I have no idea who owns this house, when it was built, or anything other than that the triangular roof stretching down to the ground, coupled with the straight horizontal wings works for me. It also makes me dislike the standard mailbox standing at the curb. Come on mailbox, your address is THAT and all you got is this? Disappointing.
Now this place is nice but maybe not all that remarkable till you realize it was built in 1936. Back then people drove big giant Buicks, wore fedoras sans-irony, and George Jetson hadn’t been born yet. Still, someone I’ve never met lives there now so we kept on driving.
And right about here, about the time we just drive past another place that is probably cool, I realized mid century modern isn’t all that hot when the later half of said century was spent recreating the mid part with no attention to style but solely because of speed and cost.

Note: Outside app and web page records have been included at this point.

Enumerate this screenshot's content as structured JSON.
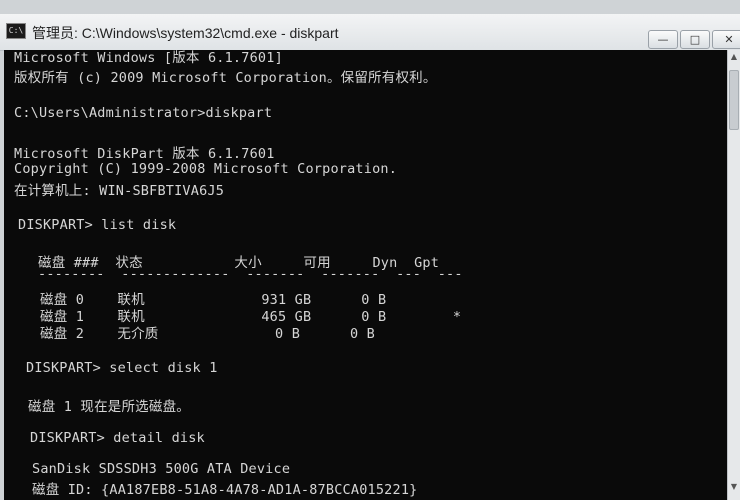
{
  "window": {
    "title": "管理员: C:\\Windows\\system32\\cmd.exe - diskpart",
    "icon_label": "C:\\",
    "controls": {
      "minimize": "—",
      "maximize": "□",
      "close": "✕"
    }
  },
  "console": {
    "lines": {
      "l1": "Microsoft Windows [版本 6.1.7601]",
      "l2": "版权所有 (c) 2009 Microsoft Corporation。保留所有权利。",
      "l3": "C:\\Users\\Administrator>diskpart",
      "l4": "Microsoft DiskPart 版本 6.1.7601",
      "l5": "Copyright (C) 1999-2008 Microsoft Corporation.",
      "l6": "在计算机上: WIN-SBFBTIVA6J5",
      "l7": "DISKPART> list disk",
      "l8": "磁盘 ###  状态           大小     可用     Dyn  Gpt",
      "l9": "--------  -------------  -------  -------  ---  ---",
      "l10": "磁盘 0    联机              931 GB      0 B",
      "l11": "磁盘 1    联机              465 GB      0 B        *",
      "l12": "磁盘 2    无介质              0 B      0 B",
      "l13": "DISKPART> select disk 1",
      "l14": "磁盘 1 现在是所选磁盘。",
      "l15": "DISKPART> detail disk",
      "l16": "SanDisk SDSSDH3 500G ATA Device",
      "l17": "磁盘 ID: {AA187EB8-51A8-4A78-AD1A-87BCCA015221}"
    }
  },
  "colors": {
    "console_bg": "#0a0a0a",
    "console_text": "#d6d6d6"
  }
}
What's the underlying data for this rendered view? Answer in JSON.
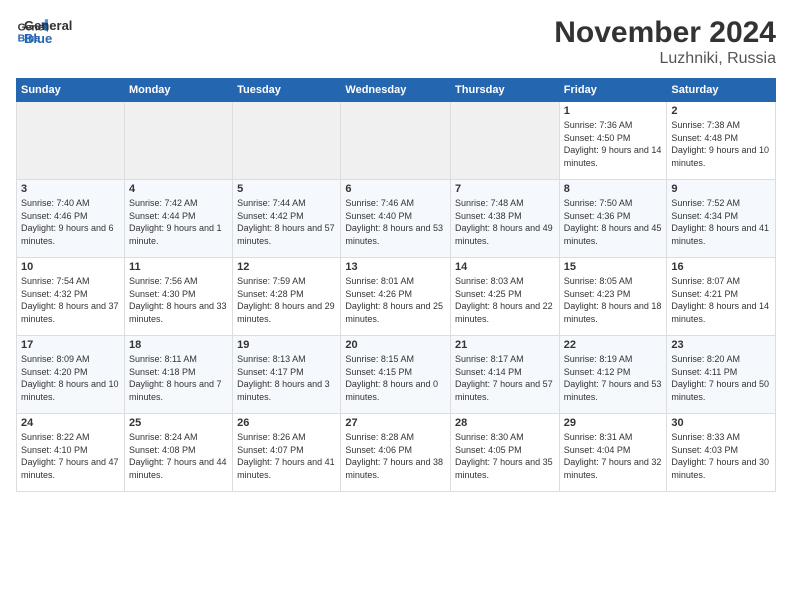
{
  "logo": {
    "line1": "General",
    "line2": "Blue"
  },
  "title": "November 2024",
  "subtitle": "Luzhniki, Russia",
  "days_of_week": [
    "Sunday",
    "Monday",
    "Tuesday",
    "Wednesday",
    "Thursday",
    "Friday",
    "Saturday"
  ],
  "rows": [
    [
      {
        "day": "",
        "info": ""
      },
      {
        "day": "",
        "info": ""
      },
      {
        "day": "",
        "info": ""
      },
      {
        "day": "",
        "info": ""
      },
      {
        "day": "",
        "info": ""
      },
      {
        "day": "1",
        "info": "Sunrise: 7:36 AM\nSunset: 4:50 PM\nDaylight: 9 hours and 14 minutes."
      },
      {
        "day": "2",
        "info": "Sunrise: 7:38 AM\nSunset: 4:48 PM\nDaylight: 9 hours and 10 minutes."
      }
    ],
    [
      {
        "day": "3",
        "info": "Sunrise: 7:40 AM\nSunset: 4:46 PM\nDaylight: 9 hours and 6 minutes."
      },
      {
        "day": "4",
        "info": "Sunrise: 7:42 AM\nSunset: 4:44 PM\nDaylight: 9 hours and 1 minute."
      },
      {
        "day": "5",
        "info": "Sunrise: 7:44 AM\nSunset: 4:42 PM\nDaylight: 8 hours and 57 minutes."
      },
      {
        "day": "6",
        "info": "Sunrise: 7:46 AM\nSunset: 4:40 PM\nDaylight: 8 hours and 53 minutes."
      },
      {
        "day": "7",
        "info": "Sunrise: 7:48 AM\nSunset: 4:38 PM\nDaylight: 8 hours and 49 minutes."
      },
      {
        "day": "8",
        "info": "Sunrise: 7:50 AM\nSunset: 4:36 PM\nDaylight: 8 hours and 45 minutes."
      },
      {
        "day": "9",
        "info": "Sunrise: 7:52 AM\nSunset: 4:34 PM\nDaylight: 8 hours and 41 minutes."
      }
    ],
    [
      {
        "day": "10",
        "info": "Sunrise: 7:54 AM\nSunset: 4:32 PM\nDaylight: 8 hours and 37 minutes."
      },
      {
        "day": "11",
        "info": "Sunrise: 7:56 AM\nSunset: 4:30 PM\nDaylight: 8 hours and 33 minutes."
      },
      {
        "day": "12",
        "info": "Sunrise: 7:59 AM\nSunset: 4:28 PM\nDaylight: 8 hours and 29 minutes."
      },
      {
        "day": "13",
        "info": "Sunrise: 8:01 AM\nSunset: 4:26 PM\nDaylight: 8 hours and 25 minutes."
      },
      {
        "day": "14",
        "info": "Sunrise: 8:03 AM\nSunset: 4:25 PM\nDaylight: 8 hours and 22 minutes."
      },
      {
        "day": "15",
        "info": "Sunrise: 8:05 AM\nSunset: 4:23 PM\nDaylight: 8 hours and 18 minutes."
      },
      {
        "day": "16",
        "info": "Sunrise: 8:07 AM\nSunset: 4:21 PM\nDaylight: 8 hours and 14 minutes."
      }
    ],
    [
      {
        "day": "17",
        "info": "Sunrise: 8:09 AM\nSunset: 4:20 PM\nDaylight: 8 hours and 10 minutes."
      },
      {
        "day": "18",
        "info": "Sunrise: 8:11 AM\nSunset: 4:18 PM\nDaylight: 8 hours and 7 minutes."
      },
      {
        "day": "19",
        "info": "Sunrise: 8:13 AM\nSunset: 4:17 PM\nDaylight: 8 hours and 3 minutes."
      },
      {
        "day": "20",
        "info": "Sunrise: 8:15 AM\nSunset: 4:15 PM\nDaylight: 8 hours and 0 minutes."
      },
      {
        "day": "21",
        "info": "Sunrise: 8:17 AM\nSunset: 4:14 PM\nDaylight: 7 hours and 57 minutes."
      },
      {
        "day": "22",
        "info": "Sunrise: 8:19 AM\nSunset: 4:12 PM\nDaylight: 7 hours and 53 minutes."
      },
      {
        "day": "23",
        "info": "Sunrise: 8:20 AM\nSunset: 4:11 PM\nDaylight: 7 hours and 50 minutes."
      }
    ],
    [
      {
        "day": "24",
        "info": "Sunrise: 8:22 AM\nSunset: 4:10 PM\nDaylight: 7 hours and 47 minutes."
      },
      {
        "day": "25",
        "info": "Sunrise: 8:24 AM\nSunset: 4:08 PM\nDaylight: 7 hours and 44 minutes."
      },
      {
        "day": "26",
        "info": "Sunrise: 8:26 AM\nSunset: 4:07 PM\nDaylight: 7 hours and 41 minutes."
      },
      {
        "day": "27",
        "info": "Sunrise: 8:28 AM\nSunset: 4:06 PM\nDaylight: 7 hours and 38 minutes."
      },
      {
        "day": "28",
        "info": "Sunrise: 8:30 AM\nSunset: 4:05 PM\nDaylight: 7 hours and 35 minutes."
      },
      {
        "day": "29",
        "info": "Sunrise: 8:31 AM\nSunset: 4:04 PM\nDaylight: 7 hours and 32 minutes."
      },
      {
        "day": "30",
        "info": "Sunrise: 8:33 AM\nSunset: 4:03 PM\nDaylight: 7 hours and 30 minutes."
      }
    ]
  ]
}
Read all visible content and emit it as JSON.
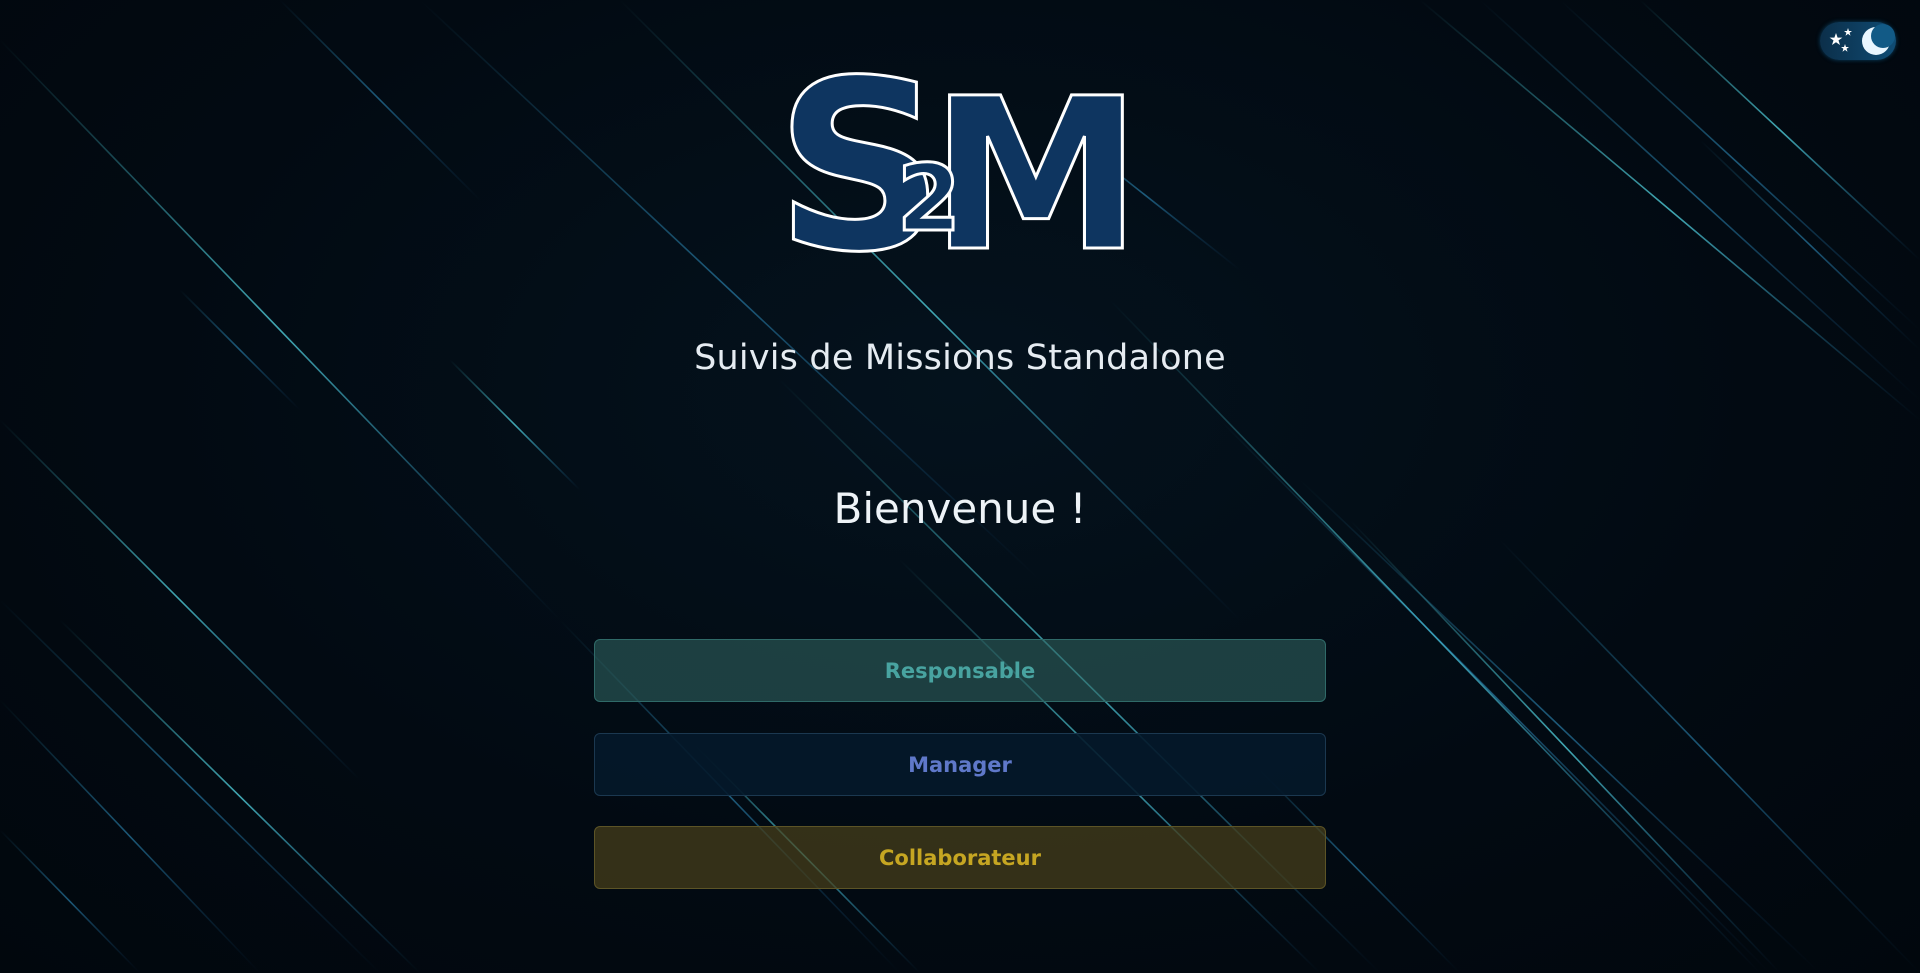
{
  "logo": {
    "text_s": "S",
    "text_2": "2",
    "text_m": "M",
    "fill_color": "#0e3560",
    "outline_color": "#ffffff"
  },
  "theme_toggle": {
    "icons": [
      "stars-icon",
      "moon-icon"
    ],
    "mode": "dark"
  },
  "subtitle": "Suivis de Missions Standalone",
  "welcome": "Bienvenue !",
  "roles": {
    "responsable": "Responsable",
    "manager": "Manager",
    "collaborateur": "Collaborateur"
  },
  "colors": {
    "background": "#020a12",
    "streak": "#3fb6c6",
    "responsable_text": "#48a3a0",
    "manager_text": "#5f78c9",
    "collaborateur_text": "#c6a622"
  }
}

That stuff is everywhere. There is a word for it I won’t use, but I will say it is done half-way and that ruins everything.
For instance Elvis used to live in this house. Him and Priscilla spent their honeymoon here. But they don’t live here now and since those days the 1970’s happened and consequentially this place feels kind of “meh”.
This place looks great. The orange chairs are a perfect place to sit while wearing white linen pants and a fitted pink button down. But maybe not a great place to have a sink full of dirty dishes or an overstuffed sofa.
I didn’t get to sit in the chairs and my own apartment has a sink filled with dishes and driving around in the heat I didn’t really feel anything. I was never immersed and this style doesn’t work if you only skim the surface.
Not sure I’ll head back out there without a real good reason… like maybe a dinner party with a dress code. at the end of the day, the below was the most interesting thing in town. Sadly, everyone there thought kava was a word for coffee.